Looking back, most of her life is a colorful weave of fact and fiction…of stagecoach rescues and Indian skirmishes, of scouting and shooting shots of whiskey. She was said to have attacked Wild Bill Hickok’s murderer with a meat cleaver and to have nursed the sick in a smallpox epidemic.

Her acts of kindness were as legendary as her wild and wooly exploits. She lived large and there are several stories as to how she came by her nickname.

While participating in a military campaign, her Captain was shot by enemy fire while riding horseback. She pulled him from his horse onto hers and took him back to camp. He survived and called her “Calamity Jane, the heroine of the plains”. Another version tells tale that she was uninterested in marriage and that to court her was to “court calamity”. Yet another version mentions that prostitutes were referred to as “janes”, their patrons as “johns”.

For most of her life, she wore men’s clothing and lived a man’s life; at the end, she was also a raging alcoholic.

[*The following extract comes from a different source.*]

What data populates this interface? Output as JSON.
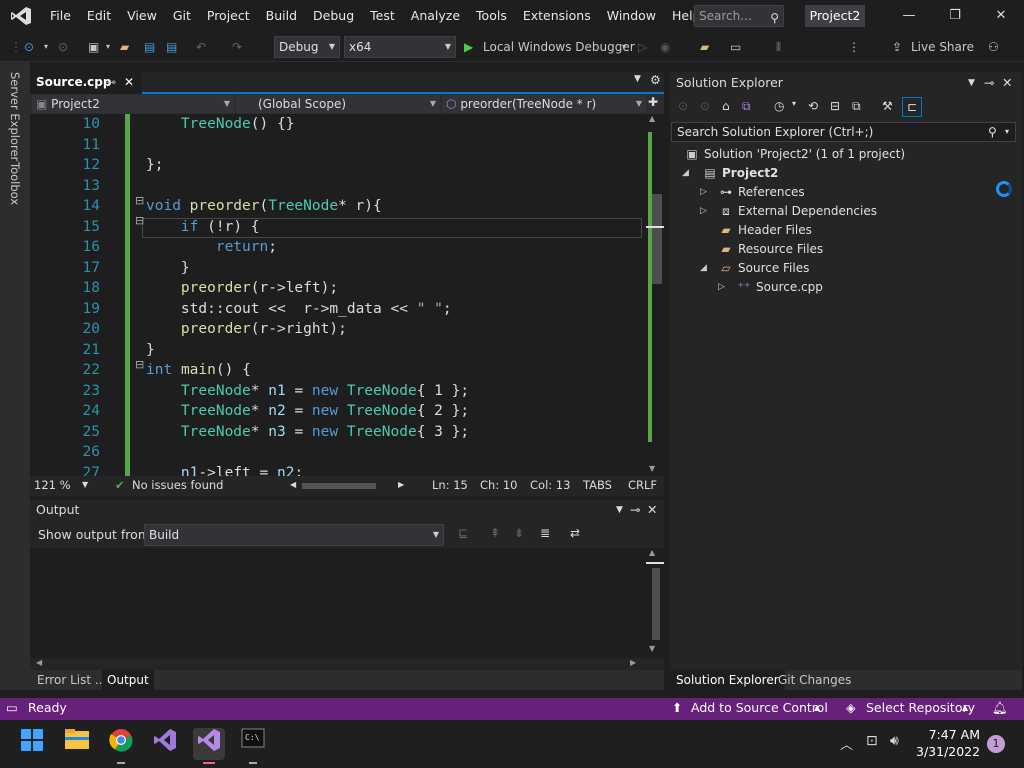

Upon her death, the newspapers referred to her as “notorious”, “dissolute” and “devilish”.

Another kinder soul commented, “Her vices were the wide-open sins of a wide-open  country – the sort that never carried a hurt” (as quoted by Deadwood Magazine, 2001).

No matter what anyone says…the lady lived an authentic life…her very own. She had the courage to be her own person at a time when women didn’t even have the right to vote.

Personally, I can’t wait to see what she saw in Deadwood; to keep one so spirited, it must be one heck of a town.

I’m Heading to Deadwood

Saturday, September 14th, 2013

Saloon #10The town of Deadwood, located within the Black Hills of South Dakota, was an illegal U.S. settlement within territory granted to the Sioux in the Treaty of Larmie in 1868. The treaty had promised the Lakota Sioux Indians ownership of the Black Hills.

Unfortunately for the Sioux, gold was discovered within the territory granted to them and Colonel George Armstrong Custer led the charge that initiated the Black Hills Gold Rush of 1874.

Karma was riding high in the saddle as Custer broke treaty; he did not even live long enough to rue the day. Although the battle was lost for Custer; the war was sadly lost for the Sioux.

This fateful turn of events gave birth to the lawless town of Deadwood, a boom town of gamblers, prostitutes and saloons.

Wild Bill Hickok was shot in the back while playing poker at Saloon #10 in Deadwood.

Calamity Jane, frontierswoman, professional scout, and occasional employee of Dora DuFran, (Deadwoods’ leading Madam), claimed that Wild Bill fathered her son, Jean.

Calamity Jane put her son up for adoption after Wild Bill’s death and went on to serve as a scout for the US Army. At the time of Wild Bill’s death, he was married to another woman.

Historical record states that there is no evidence to confirm or deny the existence of their love child.

Obviously, what happens in Deadwood, stays in Deadwood.

At least back then…